Write the records below out again. Match them exactly.

- _RECORDED DATA_

════════════════

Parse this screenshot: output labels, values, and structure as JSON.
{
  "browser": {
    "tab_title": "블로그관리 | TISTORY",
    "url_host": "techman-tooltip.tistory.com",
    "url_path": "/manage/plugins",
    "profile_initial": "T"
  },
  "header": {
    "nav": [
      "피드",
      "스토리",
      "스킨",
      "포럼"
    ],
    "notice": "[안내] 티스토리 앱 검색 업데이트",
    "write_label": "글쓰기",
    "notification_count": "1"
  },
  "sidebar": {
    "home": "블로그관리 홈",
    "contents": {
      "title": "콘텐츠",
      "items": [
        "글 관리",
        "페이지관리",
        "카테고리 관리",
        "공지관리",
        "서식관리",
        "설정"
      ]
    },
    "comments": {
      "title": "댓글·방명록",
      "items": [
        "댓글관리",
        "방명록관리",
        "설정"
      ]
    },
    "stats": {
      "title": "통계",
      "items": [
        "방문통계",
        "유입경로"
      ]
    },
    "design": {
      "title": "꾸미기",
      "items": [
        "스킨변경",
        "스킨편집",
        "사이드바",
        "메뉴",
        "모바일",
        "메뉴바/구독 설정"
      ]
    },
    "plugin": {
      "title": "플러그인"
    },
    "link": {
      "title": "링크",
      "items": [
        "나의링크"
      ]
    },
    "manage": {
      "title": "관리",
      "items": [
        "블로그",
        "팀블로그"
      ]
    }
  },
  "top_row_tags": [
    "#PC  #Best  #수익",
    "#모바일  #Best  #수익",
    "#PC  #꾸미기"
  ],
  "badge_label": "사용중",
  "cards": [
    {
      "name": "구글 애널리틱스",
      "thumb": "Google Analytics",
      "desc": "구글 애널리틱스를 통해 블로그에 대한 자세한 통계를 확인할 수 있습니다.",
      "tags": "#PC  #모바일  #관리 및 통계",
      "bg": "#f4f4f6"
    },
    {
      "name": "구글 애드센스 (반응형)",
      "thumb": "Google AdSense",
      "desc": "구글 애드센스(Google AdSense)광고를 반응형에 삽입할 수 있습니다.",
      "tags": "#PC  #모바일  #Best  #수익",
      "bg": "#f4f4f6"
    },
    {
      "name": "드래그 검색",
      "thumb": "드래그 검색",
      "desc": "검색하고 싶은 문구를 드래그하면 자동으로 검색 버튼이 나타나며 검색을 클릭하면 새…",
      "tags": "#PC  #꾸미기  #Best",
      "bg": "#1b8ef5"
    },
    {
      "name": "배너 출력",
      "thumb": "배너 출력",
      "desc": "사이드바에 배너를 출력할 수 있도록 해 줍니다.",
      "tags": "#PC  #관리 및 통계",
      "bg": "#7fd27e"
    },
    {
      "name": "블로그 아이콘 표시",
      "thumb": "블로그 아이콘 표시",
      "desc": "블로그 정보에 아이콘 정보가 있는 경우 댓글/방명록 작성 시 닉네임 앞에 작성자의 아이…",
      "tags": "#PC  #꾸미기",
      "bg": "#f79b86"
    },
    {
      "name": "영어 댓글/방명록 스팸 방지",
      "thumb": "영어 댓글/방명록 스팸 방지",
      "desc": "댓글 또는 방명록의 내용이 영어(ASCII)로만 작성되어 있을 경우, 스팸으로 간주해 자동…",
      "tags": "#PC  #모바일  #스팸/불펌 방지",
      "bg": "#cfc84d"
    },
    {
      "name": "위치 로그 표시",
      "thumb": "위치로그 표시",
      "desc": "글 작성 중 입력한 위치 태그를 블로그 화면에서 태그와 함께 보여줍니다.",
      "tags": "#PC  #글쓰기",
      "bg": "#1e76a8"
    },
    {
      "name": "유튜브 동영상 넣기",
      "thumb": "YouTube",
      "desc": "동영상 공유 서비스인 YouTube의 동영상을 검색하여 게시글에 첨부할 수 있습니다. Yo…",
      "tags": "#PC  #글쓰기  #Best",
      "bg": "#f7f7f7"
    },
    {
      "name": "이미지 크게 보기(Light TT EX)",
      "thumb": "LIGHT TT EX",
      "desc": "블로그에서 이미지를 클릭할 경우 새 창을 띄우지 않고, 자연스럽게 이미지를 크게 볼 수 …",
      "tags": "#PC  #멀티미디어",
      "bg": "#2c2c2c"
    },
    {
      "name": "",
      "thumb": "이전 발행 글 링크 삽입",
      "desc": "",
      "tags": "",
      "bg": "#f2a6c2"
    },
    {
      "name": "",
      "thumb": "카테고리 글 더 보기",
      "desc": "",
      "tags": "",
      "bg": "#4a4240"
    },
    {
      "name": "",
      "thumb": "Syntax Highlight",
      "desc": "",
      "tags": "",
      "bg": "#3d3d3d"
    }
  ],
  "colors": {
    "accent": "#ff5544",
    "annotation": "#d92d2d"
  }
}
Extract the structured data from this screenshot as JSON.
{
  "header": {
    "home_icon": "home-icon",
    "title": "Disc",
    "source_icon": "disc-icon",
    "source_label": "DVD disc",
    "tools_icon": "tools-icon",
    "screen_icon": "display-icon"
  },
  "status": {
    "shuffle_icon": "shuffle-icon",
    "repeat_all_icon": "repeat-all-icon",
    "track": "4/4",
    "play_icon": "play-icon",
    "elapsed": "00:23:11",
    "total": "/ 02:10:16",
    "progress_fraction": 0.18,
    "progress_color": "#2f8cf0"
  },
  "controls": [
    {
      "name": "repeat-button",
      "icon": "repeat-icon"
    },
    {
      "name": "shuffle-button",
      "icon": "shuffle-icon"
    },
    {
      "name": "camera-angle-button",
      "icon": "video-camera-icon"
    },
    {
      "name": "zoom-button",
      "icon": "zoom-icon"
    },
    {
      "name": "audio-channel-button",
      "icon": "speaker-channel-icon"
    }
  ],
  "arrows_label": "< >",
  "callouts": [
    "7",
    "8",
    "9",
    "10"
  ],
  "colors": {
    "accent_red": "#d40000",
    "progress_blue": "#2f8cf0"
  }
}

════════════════

- _WRITTEN RESPONSE_
Parse this screenshot: output labels, values, and structure as JSON.
{
  "browser": {
    "tab_title": "블로그관리 | TISTORY",
    "url_host": "techman-tooltip.tistory.com",
    "url_path": "/manage/plugins",
    "profile_initial": "T"
  },
  "header": {
    "nav": [
      "피드",
      "스토리",
      "스킨",
      "포럼"
    ],
    "notice": "[안내] 티스토리 앱 검색 업데이트",
    "write_label": "글쓰기",
    "notification_count": "1"
  },
  "sidebar": {
    "home": "블로그관리 홈",
    "contents": {
      "title": "콘텐츠",
      "items": [
        "글 관리",
        "페이지관리",
        "카테고리 관리",
        "공지관리",
        "서식관리",
        "설정"
      ]
    },
    "comments": {
      "title": "댓글·방명록",
      "items": [
        "댓글관리",
        "방명록관리",
        "설정"
      ]
    },
    "stats": {
      "title": "통계",
      "items": [
        "방문통계",
        "유입경로"
      ]
    },
    "design": {
      "title": "꾸미기",
      "items": [
        "스킨변경",
        "스킨편집",
        "사이드바",
        "메뉴",
        "모바일",
        "메뉴바/구독 설정"
      ]
    },
    "plugin": {
      "title": "플러그인"
    },
    "link": {
      "title": "링크",
      "items": [
        "나의링크"
      ]
    },
    "manage": {
      "title": "관리",
      "items": [
        "블로그",
        "팀블로그"
      ]
    }
  },
  "top_row_tags": [
    "#PC  #Best  #수익",
    "#모바일  #Best  #수익",
    "#PC  #꾸미기"
  ],
  "badge_label": "사용중",
  "cards": [
    {
      "name": "구글 애널리틱스",
      "thumb": "Google Analytics",
      "desc": "구글 애널리틱스를 통해 블로그에 대한 자세한 통계를 확인할 수 있습니다.",
      "tags": "#PC  #모바일  #관리 및 통계",
      "bg": "#f4f4f6"
    },
    {
      "name": "구글 애드센스 (반응형)",
      "thumb": "Google AdSense",
      "desc": "구글 애드센스(Google AdSense)광고를 반응형에 삽입할 수 있습니다.",
      "tags": "#PC  #모바일  #Best  #수익",
      "bg": "#f4f4f6"
    },
    {
      "name": "드래그 검색",
      "thumb": "드래그 검색",
      "desc": "검색하고 싶은 문구를 드래그하면 자동으로 검색 버튼이 나타나며 검색을 클릭하면 새…",
      "tags": "#PC  #꾸미기  #Best",
      "bg": "#1b8ef5"
    },
    {
      "name": "배너 출력",
      "thumb": "배너 출력",
      "desc": "사이드바에 배너를 출력할 수 있도록 해 줍니다.",
      "tags": "#PC  #관리 및 통계",
      "bg": "#7fd27e"
    },
    {
      "name": "블로그 아이콘 표시",
      "thumb": "블로그 아이콘 표시",
      "desc": "블로그 정보에 아이콘 정보가 있는 경우 댓글/방명록 작성 시 닉네임 앞에 작성자의 아이…",
      "tags": "#PC  #꾸미기",
      "bg": "#f79b86"
    },
    {
      "name": "영어 댓글/방명록 스팸 방지",
      "thumb": "영어 댓글/방명록 스팸 방지",
      "desc": "댓글 또는 방명록의 내용이 영어(ASCII)로만 작성되어 있을 경우, 스팸으로 간주해 자동…",
      "tags": "#PC  #모바일  #스팸/불펌 방지",
      "bg": "#cfc84d"
    },
    {
      "name": "위치 로그 표시",
      "thumb": "위치로그 표시",
      "desc": "글 작성 중 입력한 위치 태그를 블로그 화면에서 태그와 함께 보여줍니다.",
      "tags": "#PC  #글쓰기",
      "bg": "#1e76a8"
    },
    {
      "name": "유튜브 동영상 넣기",
      "thumb": "YouTube",
      "desc": "동영상 공유 서비스인 YouTube의 동영상을 검색하여 게시글에 첨부할 수 있습니다. Yo…",
      "tags": "#PC  #글쓰기  #Best",
      "bg": "#f7f7f7"
    },
    {
      "name": "이미지 크게 보기(Light TT EX)",
      "thumb": "LIGHT TT EX",
      "desc": "블로그에서 이미지를 클릭할 경우 새 창을 띄우지 않고, 자연스럽게 이미지를 크게 볼 수 …",
      "tags": "#PC  #멀티미디어",
      "bg": "#2c2c2c"
    },
    {
      "name": "",
      "thumb": "이전 발행 글 링크 삽입",
      "desc": "",
      "tags": "",
      "bg": "#f2a6c2"
    },
    {
      "name": "",
      "thumb": "카테고리 글 더 보기",
      "desc": "",
      "tags": "",
      "bg": "#4a4240"
    },
    {
      "name": "",
      "thumb": "Syntax Highlight",
      "desc": "",
      "tags": "",
      "bg": "#3d3d3d"
    }
  ],
  "colors": {
    "accent": "#ff5544",
    "annotation": "#d92d2d"
  }
}
Extract the structured data from this screenshot as JSON.
{
  "header": {
    "home_icon": "home-icon",
    "title": "Disc",
    "source_icon": "disc-icon",
    "source_label": "DVD disc",
    "tools_icon": "tools-icon",
    "screen_icon": "display-icon"
  },
  "status": {
    "shuffle_icon": "shuffle-icon",
    "repeat_all_icon": "repeat-all-icon",
    "track": "4/4",
    "play_icon": "play-icon",
    "elapsed": "00:23:11",
    "total": "/ 02:10:16",
    "progress_fraction": 0.18,
    "progress_color": "#2f8cf0"
  },
  "controls": [
    {
      "name": "repeat-button",
      "icon": "repeat-icon"
    },
    {
      "name": "shuffle-button",
      "icon": "shuffle-icon"
    },
    {
      "name": "camera-angle-button",
      "icon": "video-camera-icon"
    },
    {
      "name": "zoom-button",
      "icon": "zoom-icon"
    },
    {
      "name": "audio-channel-button",
      "icon": "speaker-channel-icon"
    }
  ],
  "arrows_label": "< >",
  "callouts": [
    "7",
    "8",
    "9",
    "10"
  ],
  "colors": {
    "accent_red": "#d40000",
    "progress_blue": "#2f8cf0"
  }
}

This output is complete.